Democrats called the bill an affirmation of Vermont s belief in the value of immigrants, whether they re in the country legally or not. And they noted that the bill does not prohibit state or local law-enforcement agencies from collaborating with Immigrations and Customs Enforcement agents, only from enforcing federal laws on those agents behalves.
This bill is not a political statement, it s about promoting the Vermont values that we all hold dear, said Burlington Rep. Barbara Rachelson. Rep. Janet Ancel recalled the passage of resolutions in the towns she represents – Marshfield, Plainfield and Calais – related to sanctuary-city designations intended to guard against the deportation of undocumented immigrants living in those communities. In listening to the debates over those resolutions, Ancel said she was struck by what it actually means to say that we re all connected in some way to the presence of immigrants in our state.
We re talking about our ancestors. We re talking about parents, our grandparents, members of our families, Ancel said. And what we realize now is that there are members of our communities who live in fear of persecution on the basis of religious grounds or the country of origin. This isn t the country I want to live in and I m grateful it isn t the state I live in.
Ancel said she doesn t think the bill goes far enough. But she said it s a serious and concrete step in the right direction.

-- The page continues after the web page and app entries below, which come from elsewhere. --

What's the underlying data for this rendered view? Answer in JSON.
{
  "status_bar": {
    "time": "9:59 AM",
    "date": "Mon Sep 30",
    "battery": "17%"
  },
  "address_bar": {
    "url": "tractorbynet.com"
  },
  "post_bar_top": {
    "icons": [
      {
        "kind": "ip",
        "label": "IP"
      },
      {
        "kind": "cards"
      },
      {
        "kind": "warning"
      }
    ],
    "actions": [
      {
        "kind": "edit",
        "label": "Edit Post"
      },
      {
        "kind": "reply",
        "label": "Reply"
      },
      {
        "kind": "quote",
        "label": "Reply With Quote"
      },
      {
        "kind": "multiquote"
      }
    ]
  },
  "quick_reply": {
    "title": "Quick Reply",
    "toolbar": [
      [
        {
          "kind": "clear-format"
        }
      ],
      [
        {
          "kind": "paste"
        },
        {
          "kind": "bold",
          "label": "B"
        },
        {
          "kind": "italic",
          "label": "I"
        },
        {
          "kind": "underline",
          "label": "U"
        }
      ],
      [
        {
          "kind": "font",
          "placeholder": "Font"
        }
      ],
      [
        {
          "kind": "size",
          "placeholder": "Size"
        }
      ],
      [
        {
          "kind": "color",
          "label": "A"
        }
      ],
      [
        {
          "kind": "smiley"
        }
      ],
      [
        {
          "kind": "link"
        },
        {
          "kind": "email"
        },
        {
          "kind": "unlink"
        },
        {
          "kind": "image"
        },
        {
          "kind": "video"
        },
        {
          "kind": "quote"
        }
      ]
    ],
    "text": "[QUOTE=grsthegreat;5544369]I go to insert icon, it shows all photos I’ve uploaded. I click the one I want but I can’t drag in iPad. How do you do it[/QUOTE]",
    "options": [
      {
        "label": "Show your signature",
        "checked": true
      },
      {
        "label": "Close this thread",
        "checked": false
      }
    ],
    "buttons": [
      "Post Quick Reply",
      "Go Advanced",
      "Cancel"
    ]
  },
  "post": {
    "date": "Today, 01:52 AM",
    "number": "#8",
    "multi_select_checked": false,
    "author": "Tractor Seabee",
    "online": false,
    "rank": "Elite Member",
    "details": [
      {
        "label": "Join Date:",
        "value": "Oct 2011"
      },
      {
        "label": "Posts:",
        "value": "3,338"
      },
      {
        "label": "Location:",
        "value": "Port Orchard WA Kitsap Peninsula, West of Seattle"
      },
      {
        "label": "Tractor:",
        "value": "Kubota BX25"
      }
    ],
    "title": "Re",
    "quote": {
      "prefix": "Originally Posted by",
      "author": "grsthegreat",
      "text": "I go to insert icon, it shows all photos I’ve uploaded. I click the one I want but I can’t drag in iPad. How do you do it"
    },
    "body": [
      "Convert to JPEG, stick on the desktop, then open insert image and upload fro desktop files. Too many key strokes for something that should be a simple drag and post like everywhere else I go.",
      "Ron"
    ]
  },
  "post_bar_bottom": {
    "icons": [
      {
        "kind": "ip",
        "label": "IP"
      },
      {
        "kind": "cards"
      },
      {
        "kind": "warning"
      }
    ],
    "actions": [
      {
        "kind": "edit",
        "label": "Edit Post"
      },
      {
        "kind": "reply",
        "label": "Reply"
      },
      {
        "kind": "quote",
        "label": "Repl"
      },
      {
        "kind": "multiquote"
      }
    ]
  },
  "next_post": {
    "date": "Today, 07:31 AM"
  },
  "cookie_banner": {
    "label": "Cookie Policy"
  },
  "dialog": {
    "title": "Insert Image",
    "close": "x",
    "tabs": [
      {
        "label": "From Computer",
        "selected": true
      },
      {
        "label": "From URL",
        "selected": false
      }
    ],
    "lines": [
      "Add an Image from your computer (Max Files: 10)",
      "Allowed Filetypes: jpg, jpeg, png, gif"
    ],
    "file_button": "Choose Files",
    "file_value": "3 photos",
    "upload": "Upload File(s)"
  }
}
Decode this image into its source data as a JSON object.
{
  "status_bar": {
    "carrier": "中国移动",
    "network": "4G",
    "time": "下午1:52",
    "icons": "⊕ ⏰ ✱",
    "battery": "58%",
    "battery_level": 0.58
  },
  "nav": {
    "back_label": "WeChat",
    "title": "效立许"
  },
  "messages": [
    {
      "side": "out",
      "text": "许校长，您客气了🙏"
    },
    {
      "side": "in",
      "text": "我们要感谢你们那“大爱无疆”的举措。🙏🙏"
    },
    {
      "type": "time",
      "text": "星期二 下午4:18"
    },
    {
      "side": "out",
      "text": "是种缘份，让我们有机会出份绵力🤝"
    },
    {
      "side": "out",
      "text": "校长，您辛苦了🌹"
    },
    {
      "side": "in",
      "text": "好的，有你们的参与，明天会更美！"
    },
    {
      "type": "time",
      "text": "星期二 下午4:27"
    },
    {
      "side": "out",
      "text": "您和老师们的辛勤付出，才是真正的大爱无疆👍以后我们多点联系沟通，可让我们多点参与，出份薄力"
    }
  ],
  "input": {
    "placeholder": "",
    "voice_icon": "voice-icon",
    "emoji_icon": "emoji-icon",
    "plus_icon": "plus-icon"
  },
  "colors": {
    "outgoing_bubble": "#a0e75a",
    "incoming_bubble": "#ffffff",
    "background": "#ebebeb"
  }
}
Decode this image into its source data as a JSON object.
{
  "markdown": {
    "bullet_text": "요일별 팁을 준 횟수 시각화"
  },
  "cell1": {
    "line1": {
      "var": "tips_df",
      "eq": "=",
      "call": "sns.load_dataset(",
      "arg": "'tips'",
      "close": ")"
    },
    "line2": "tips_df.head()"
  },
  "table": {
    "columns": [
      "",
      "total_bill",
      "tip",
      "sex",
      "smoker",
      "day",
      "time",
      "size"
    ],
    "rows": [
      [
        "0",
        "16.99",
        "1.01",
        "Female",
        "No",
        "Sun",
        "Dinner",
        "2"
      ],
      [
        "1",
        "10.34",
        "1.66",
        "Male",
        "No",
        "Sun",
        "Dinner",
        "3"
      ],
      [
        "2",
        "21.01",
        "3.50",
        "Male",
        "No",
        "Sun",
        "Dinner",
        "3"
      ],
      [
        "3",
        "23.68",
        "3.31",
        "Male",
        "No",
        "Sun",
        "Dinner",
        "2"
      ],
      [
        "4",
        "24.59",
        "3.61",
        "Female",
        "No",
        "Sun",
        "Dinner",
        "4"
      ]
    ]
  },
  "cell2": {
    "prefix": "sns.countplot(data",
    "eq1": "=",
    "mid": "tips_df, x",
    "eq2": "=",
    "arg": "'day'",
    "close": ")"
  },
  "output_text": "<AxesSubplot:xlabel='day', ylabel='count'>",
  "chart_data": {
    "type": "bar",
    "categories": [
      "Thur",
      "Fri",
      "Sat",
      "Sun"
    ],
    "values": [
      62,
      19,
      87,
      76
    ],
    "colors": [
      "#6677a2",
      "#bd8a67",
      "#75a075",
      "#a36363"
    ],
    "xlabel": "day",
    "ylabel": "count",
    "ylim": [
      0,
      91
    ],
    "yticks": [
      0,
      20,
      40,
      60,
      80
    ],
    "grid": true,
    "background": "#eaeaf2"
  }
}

It aligns our laws and our practices with our values, Ancel said. It s a message, a clear message to those who live in fear of persecution in our state that we have their backs. Jay Diaz, a staff attorney at the Vermont chapter of the American Civil Liberties Union, says the legislation doesn t provide the kind of immigrant protections his organization had hoped to see. Diaz says the bill is a useful symbolic gesture.
Where the bill is lacking is in the substantive protections that it should offer immigrants, Diaz says. The bill prohibits state and local police agencies from entering into what are known as 287 agreements with federal authorities, agreements that essentially deputize local police as federal immigration-enforcement agents. It does not, however, sever the enforcement link between local jurisdiction and federal authorities.
It s been a common misconception that the bill is going to stop the collaboration between local law enforcement and ICE. What the bill does is just stop the formal collaboration, Diaz says.
Diaz says lawmakers could provide more substantive protections to undocumented immigrants by prohibiting local police from alerting federal authorities to the whereabouts of people who are in the country illegally. That kind of information sharing will continue, Diaz says, under the legislation approved Tuesday.